So you’ve maneuvered the Obamacare website, plugged in your top-secret information and found out how much you are forced to pay to avoid a fine.
And for some of you, it turns out you qualify for a government subsidy — making the premium sound like a bargain. But signing on that line to accept the government’s cash also means you’re making a deal with the devil.
The government hasn’t told you this subsidy comes with a price — even more intrusion into your everyday life, said Joshua Archambault, a senior fellow with the Foundation for Government Accountability.
“What people don’t know is that their potential for being audited goes up dramatically,” Archambault said. “You have to release twice as much personal information than an applicant for private insurance and, depending on your income, you could actually end up owing upwards of $10,000 or more.”
Archambault has studied Obamacare extensively and his findings can be found on website his foundation created, UncoverObamaCare.org. In a report co-written with a tax attorney, ObamaCare Tax Credits and the IRS, Archambault said President Obama has asked for $440 million and 2,000 more agents for the Internal Revenue Service, ostensibly to stem an increase in tax-credit fraud.
But many of these new agents presumably will be auditing people if past history is any indicator. A 2012 congressional report by the IRS’ taxpayer advocate revealed that 69% of the people who claimed tax credits for an adoption were audited. Of those taxpayers, 55% were found innocent of wrongdoing and were even owed money, the report said.
“The IRS’ misguided procedures and its failure to adequately adjust these processes when it learned its approach was seriously flawed, has caused significant economic harm to thousands of families,” taxpayer advocate Nina Olson wrote in her report. “Unless the IRS changes its approach to refundable credits … it will continue to cause problems for eligible taxpayers, including those eligible for … the Affordable Care Act.”
According to the President’s fiscal year 2014 budget, the IRS will “increase audit coverage to address tax compliance issues,” employing 797 agents with this task alone. An additional 573 agents will be employed to “increase collection coverage.”
If being audited isn’t bad enough, how about a surprise $8,061 tax bill at the end of the year? This very well could happen to a married couple with a combined yearly income of $60,000, Archambault laid out in his report.

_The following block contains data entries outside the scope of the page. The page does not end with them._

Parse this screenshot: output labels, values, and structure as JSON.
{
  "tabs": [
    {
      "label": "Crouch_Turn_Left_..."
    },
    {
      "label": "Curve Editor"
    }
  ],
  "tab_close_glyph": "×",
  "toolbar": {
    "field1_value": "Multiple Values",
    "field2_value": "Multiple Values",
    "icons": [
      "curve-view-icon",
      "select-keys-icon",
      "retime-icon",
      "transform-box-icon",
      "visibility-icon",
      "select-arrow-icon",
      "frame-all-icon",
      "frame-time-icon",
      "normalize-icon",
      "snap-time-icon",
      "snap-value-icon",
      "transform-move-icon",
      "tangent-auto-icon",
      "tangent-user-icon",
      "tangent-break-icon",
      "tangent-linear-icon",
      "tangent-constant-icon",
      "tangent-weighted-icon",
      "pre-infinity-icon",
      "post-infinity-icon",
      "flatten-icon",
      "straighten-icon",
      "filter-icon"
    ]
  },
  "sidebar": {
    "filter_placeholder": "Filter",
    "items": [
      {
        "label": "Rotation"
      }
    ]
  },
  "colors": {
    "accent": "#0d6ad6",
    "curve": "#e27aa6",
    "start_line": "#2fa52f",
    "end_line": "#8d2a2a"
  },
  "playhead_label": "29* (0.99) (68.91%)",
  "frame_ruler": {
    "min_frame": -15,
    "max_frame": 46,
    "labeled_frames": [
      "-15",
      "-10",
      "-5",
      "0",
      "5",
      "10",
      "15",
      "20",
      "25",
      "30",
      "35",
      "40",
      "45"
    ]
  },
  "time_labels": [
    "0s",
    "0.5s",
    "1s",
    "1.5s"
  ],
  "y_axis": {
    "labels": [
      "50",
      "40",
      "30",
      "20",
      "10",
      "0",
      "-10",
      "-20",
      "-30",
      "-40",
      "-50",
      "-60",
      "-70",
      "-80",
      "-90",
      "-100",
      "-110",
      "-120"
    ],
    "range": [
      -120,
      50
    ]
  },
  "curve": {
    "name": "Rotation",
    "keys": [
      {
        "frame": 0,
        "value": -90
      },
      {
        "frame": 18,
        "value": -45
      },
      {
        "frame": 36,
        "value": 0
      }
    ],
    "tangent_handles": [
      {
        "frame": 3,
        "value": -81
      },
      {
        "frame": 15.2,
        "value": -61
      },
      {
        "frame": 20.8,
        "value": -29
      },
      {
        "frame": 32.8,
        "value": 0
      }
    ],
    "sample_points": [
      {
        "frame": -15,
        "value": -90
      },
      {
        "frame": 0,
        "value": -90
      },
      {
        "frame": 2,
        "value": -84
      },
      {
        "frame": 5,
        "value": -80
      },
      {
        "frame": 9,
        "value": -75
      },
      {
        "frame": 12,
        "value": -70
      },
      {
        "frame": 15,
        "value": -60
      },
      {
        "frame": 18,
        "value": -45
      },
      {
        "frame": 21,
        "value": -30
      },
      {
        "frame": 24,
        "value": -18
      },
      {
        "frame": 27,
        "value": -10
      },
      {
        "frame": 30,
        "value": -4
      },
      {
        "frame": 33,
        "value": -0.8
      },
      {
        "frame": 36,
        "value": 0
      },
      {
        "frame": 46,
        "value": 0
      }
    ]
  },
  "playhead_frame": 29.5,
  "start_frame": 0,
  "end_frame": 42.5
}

Obamacare subsidies are tied to how much money a person makes over the federal poverty level and family size. It has a cap before some or all of the money must be repaid. People who work in industries with fluctuating incomes such as sales, food service or hospitality, could easily find themselves going over the allotted amount.
This has to be reported immediately to the Obamacare exchange and the IRS so the subsidy can be adjusted. Lower income individuals who don’t do this will have a maximum payback amount of either $600 or $1,500 at the end of the year.
For people who are in the middle-income range — making more than $45,960 a year for one person and up to at least $94,200 for a family of four — going over those set totals by just $10 would mean the taxpayer has to return every cent of the subsidy during the months income exceeded the allowance.
At first, Congress had limited the payback to the government at $3,500, but the most recent tinkering of the Affordable Care Act shows that it’s now unlimited.
In Archambault’s hypothetical example, one of the couple receives a small promotion and doesn’t remember to notify the IRS. Although the couple has paid $5,700 for insurance during the year, they are still required to pay back the $8,061 tax credit and are billed for interest and penalties. If the couple is unable to pay, the IRS can, as it often does, resort to wage garnishments, bank account seizures and liens, Archambault wrote.
Receiving an Obamacare subsidy also means parting with personal information that even your own family members might not possess.
A standard insurance application asks for basic facts: name, age, gender, address, whether you are a college student or have an employer offer of insurance, Social Security number and a list of family members.
But apply for an Obamacare tax credit and the government wants to know:
- Pension and retirement account information
- Social Security payments
- Alimony payments
- Investment information
- Family structure and living arrangement
- Foster care information
And, if you are self-employed:
- Vehicle expenses
- Property or business insurance
- Interest collected
- Rent or lease of business property
- Contract labor
- Business activity such as commissions, licenses and fees
- Business travel and meals
- Legal and professional services
“The potential for abuse is staggering,” Stephen Parente and Paul Howard wrote in a recent USA Todayopinion piece. Parente is a professor with the University of Minnesota and Howard, a director with the Manhattan Institute.
Some of this abuse may have started already as thousands of Social Security numbers and other data have been released inadvertently by the IRS during the past few years, according to media reports.
“Consumers should fully understand the relationship they are entering into with the IRS when they sign up for an Obamacare tax credit,” Archambault advised.
— Tori Richards
This article originally appeared here on Watchdog.org.